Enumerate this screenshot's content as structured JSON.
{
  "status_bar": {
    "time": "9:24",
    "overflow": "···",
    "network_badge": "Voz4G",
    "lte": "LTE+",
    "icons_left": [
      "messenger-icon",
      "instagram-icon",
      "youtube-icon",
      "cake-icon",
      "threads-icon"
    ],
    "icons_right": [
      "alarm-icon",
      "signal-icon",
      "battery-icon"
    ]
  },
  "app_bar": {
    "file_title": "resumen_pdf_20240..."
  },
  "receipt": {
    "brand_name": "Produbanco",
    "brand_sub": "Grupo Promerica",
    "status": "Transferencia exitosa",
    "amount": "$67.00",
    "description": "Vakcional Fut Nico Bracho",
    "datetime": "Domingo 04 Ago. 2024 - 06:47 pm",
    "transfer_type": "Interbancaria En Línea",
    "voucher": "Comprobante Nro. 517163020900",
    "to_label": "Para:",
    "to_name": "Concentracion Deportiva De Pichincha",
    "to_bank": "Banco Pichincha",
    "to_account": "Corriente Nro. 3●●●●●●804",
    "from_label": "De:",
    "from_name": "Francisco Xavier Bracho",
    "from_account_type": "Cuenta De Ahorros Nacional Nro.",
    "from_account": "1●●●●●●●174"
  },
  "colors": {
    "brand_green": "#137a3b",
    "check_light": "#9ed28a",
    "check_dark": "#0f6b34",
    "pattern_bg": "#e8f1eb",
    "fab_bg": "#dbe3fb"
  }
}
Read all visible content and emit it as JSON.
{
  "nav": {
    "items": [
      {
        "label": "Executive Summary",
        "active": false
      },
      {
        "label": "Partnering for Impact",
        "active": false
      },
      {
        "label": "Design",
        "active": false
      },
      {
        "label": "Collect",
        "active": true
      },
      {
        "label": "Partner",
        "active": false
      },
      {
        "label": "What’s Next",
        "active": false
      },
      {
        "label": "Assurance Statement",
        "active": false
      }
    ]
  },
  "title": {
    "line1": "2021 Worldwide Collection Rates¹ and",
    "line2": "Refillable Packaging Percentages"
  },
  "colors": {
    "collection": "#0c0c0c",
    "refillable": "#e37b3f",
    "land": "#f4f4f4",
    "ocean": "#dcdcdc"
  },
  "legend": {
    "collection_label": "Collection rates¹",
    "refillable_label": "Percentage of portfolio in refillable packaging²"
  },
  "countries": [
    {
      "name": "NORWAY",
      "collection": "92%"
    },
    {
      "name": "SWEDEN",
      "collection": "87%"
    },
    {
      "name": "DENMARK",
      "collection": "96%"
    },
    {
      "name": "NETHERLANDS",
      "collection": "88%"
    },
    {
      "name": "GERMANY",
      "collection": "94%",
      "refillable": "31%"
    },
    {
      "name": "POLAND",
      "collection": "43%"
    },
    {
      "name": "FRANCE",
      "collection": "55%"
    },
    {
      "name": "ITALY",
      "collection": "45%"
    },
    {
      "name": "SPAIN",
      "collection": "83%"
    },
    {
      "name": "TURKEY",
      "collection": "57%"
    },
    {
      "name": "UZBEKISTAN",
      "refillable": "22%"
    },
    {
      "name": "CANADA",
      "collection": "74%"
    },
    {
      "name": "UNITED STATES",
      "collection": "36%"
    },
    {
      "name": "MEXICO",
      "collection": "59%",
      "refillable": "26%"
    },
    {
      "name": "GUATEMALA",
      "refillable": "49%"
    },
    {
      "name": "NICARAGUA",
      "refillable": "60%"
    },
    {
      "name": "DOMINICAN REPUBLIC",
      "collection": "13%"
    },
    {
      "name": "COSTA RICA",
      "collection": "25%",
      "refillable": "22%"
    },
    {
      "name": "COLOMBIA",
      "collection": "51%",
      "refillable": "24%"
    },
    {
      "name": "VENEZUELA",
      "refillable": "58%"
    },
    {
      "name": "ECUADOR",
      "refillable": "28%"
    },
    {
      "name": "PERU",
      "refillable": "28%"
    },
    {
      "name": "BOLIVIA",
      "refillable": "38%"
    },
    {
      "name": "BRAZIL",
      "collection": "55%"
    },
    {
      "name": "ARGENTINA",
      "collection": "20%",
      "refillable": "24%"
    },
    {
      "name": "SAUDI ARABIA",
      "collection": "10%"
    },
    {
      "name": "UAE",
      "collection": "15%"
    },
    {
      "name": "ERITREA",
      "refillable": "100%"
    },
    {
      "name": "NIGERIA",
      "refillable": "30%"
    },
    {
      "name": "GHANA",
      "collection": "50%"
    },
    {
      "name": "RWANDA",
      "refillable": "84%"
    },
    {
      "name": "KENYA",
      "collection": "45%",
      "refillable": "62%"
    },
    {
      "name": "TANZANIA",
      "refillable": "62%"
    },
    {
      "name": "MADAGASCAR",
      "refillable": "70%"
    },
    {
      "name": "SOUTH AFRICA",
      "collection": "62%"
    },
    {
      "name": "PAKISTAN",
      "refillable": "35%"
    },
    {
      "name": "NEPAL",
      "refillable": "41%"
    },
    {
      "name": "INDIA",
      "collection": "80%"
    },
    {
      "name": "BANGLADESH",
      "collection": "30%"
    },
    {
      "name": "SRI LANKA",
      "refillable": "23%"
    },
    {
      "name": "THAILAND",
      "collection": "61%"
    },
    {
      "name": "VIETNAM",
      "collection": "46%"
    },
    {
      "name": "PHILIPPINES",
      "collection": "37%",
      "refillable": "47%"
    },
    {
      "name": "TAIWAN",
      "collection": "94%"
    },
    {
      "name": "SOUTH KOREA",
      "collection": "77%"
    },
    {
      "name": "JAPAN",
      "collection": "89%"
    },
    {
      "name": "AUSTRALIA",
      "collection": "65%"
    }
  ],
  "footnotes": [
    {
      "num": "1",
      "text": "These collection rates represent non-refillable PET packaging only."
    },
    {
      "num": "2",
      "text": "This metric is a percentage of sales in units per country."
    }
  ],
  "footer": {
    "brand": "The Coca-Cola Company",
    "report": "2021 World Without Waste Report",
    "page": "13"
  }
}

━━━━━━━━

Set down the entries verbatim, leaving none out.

## Solution below
Enumerate this screenshot's content as structured JSON.
{
  "status_bar": {
    "time": "9:24",
    "overflow": "···",
    "network_badge": "Voz4G",
    "lte": "LTE+",
    "icons_left": [
      "messenger-icon",
      "instagram-icon",
      "youtube-icon",
      "cake-icon",
      "threads-icon"
    ],
    "icons_right": [
      "alarm-icon",
      "signal-icon",
      "battery-icon"
    ]
  },
  "app_bar": {
    "file_title": "resumen_pdf_20240..."
  },
  "receipt": {
    "brand_name": "Produbanco",
    "brand_sub": "Grupo Promerica",
    "status": "Transferencia exitosa",
    "amount": "$67.00",
    "description": "Vakcional Fut Nico Bracho",
    "datetime": "Domingo 04 Ago. 2024 - 06:47 pm",
    "transfer_type": "Interbancaria En Línea",
    "voucher": "Comprobante Nro. 517163020900",
    "to_label": "Para:",
    "to_name": "Concentracion Deportiva De Pichincha",
    "to_bank": "Banco Pichincha",
    "to_account": "Corriente Nro. 3●●●●●●804",
    "from_label": "De:",
    "from_name": "Francisco Xavier Bracho",
    "from_account_type": "Cuenta De Ahorros Nacional Nro.",
    "from_account": "1●●●●●●●174"
  },
  "colors": {
    "brand_green": "#137a3b",
    "check_light": "#9ed28a",
    "check_dark": "#0f6b34",
    "pattern_bg": "#e8f1eb",
    "fab_bg": "#dbe3fb"
  }
}
Read all visible content and emit it as JSON.
{
  "nav": {
    "items": [
      {
        "label": "Executive Summary",
        "active": false
      },
      {
        "label": "Partnering for Impact",
        "active": false
      },
      {
        "label": "Design",
        "active": false
      },
      {
        "label": "Collect",
        "active": true
      },
      {
        "label": "Partner",
        "active": false
      },
      {
        "label": "What’s Next",
        "active": false
      },
      {
        "label": "Assurance Statement",
        "active": false
      }
    ]
  },
  "title": {
    "line1": "2021 Worldwide Collection Rates¹ and",
    "line2": "Refillable Packaging Percentages"
  },
  "colors": {
    "collection": "#0c0c0c",
    "refillable": "#e37b3f",
    "land": "#f4f4f4",
    "ocean": "#dcdcdc"
  },
  "legend": {
    "collection_label": "Collection rates¹",
    "refillable_label": "Percentage of portfolio in refillable packaging²"
  },
  "countries": [
    {
      "name": "NORWAY",
      "collection": "92%"
    },
    {
      "name": "SWEDEN",
      "collection": "87%"
    },
    {
      "name": "DENMARK",
      "collection": "96%"
    },
    {
      "name": "NETHERLANDS",
      "collection": "88%"
    },
    {
      "name": "GERMANY",
      "collection": "94%",
      "refillable": "31%"
    },
    {
      "name": "POLAND",
      "collection": "43%"
    },
    {
      "name": "FRANCE",
      "collection": "55%"
    },
    {
      "name": "ITALY",
      "collection": "45%"
    },
    {
      "name": "SPAIN",
      "collection": "83%"
    },
    {
      "name": "TURKEY",
      "collection": "57%"
    },
    {
      "name": "UZBEKISTAN",
      "refillable": "22%"
    },
    {
      "name": "CANADA",
      "collection": "74%"
    },
    {
      "name": "UNITED STATES",
      "collection": "36%"
    },
    {
      "name": "MEXICO",
      "collection": "59%",
      "refillable": "26%"
    },
    {
      "name": "GUATEMALA",
      "refillable": "49%"
    },
    {
      "name": "NICARAGUA",
      "refillable": "60%"
    },
    {
      "name": "DOMINICAN REPUBLIC",
      "collection": "13%"
    },
    {
      "name": "COSTA RICA",
      "collection": "25%",
      "refillable": "22%"
    },
    {
      "name": "COLOMBIA",
      "collection": "51%",
      "refillable": "24%"
    },
    {
      "name": "VENEZUELA",
      "refillable": "58%"
    },
    {
      "name": "ECUADOR",
      "refillable": "28%"
    },
    {
      "name": "PERU",
      "refillable": "28%"
    },
    {
      "name": "BOLIVIA",
      "refillable": "38%"
    },
    {
      "name": "BRAZIL",
      "collection": "55%"
    },
    {
      "name": "ARGENTINA",
      "collection": "20%",
      "refillable": "24%"
    },
    {
      "name": "SAUDI ARABIA",
      "collection": "10%"
    },
    {
      "name": "UAE",
      "collection": "15%"
    },
    {
      "name": "ERITREA",
      "refillable": "100%"
    },
    {
      "name": "NIGERIA",
      "refillable": "30%"
    },
    {
      "name": "GHANA",
      "collection": "50%"
    },
    {
      "name": "RWANDA",
      "refillable": "84%"
    },
    {
      "name": "KENYA",
      "collection": "45%",
      "refillable": "62%"
    },
    {
      "name": "TANZANIA",
      "refillable": "62%"
    },
    {
      "name": "MADAGASCAR",
      "refillable": "70%"
    },
    {
      "name": "SOUTH AFRICA",
      "collection": "62%"
    },
    {
      "name": "PAKISTAN",
      "refillable": "35%"
    },
    {
      "name": "NEPAL",
      "refillable": "41%"
    },
    {
      "name": "INDIA",
      "collection": "80%"
    },
    {
      "name": "BANGLADESH",
      "collection": "30%"
    },
    {
      "name": "SRI LANKA",
      "refillable": "23%"
    },
    {
      "name": "THAILAND",
      "collection": "61%"
    },
    {
      "name": "VIETNAM",
      "collection": "46%"
    },
    {
      "name": "PHILIPPINES",
      "collection": "37%",
      "refillable": "47%"
    },
    {
      "name": "TAIWAN",
      "collection": "94%"
    },
    {
      "name": "SOUTH KOREA",
      "collection": "77%"
    },
    {
      "name": "JAPAN",
      "collection": "89%"
    },
    {
      "name": "AUSTRALIA",
      "collection": "65%"
    }
  ],
  "footnotes": [
    {
      "num": "1",
      "text": "These collection rates represent non-refillable PET packaging only."
    },
    {
      "num": "2",
      "text": "This metric is a percentage of sales in units per country."
    }
  ],
  "footer": {
    "brand": "The Coca-Cola Company",
    "report": "2021 World Without Waste Report",
    "page": "13"
  }
}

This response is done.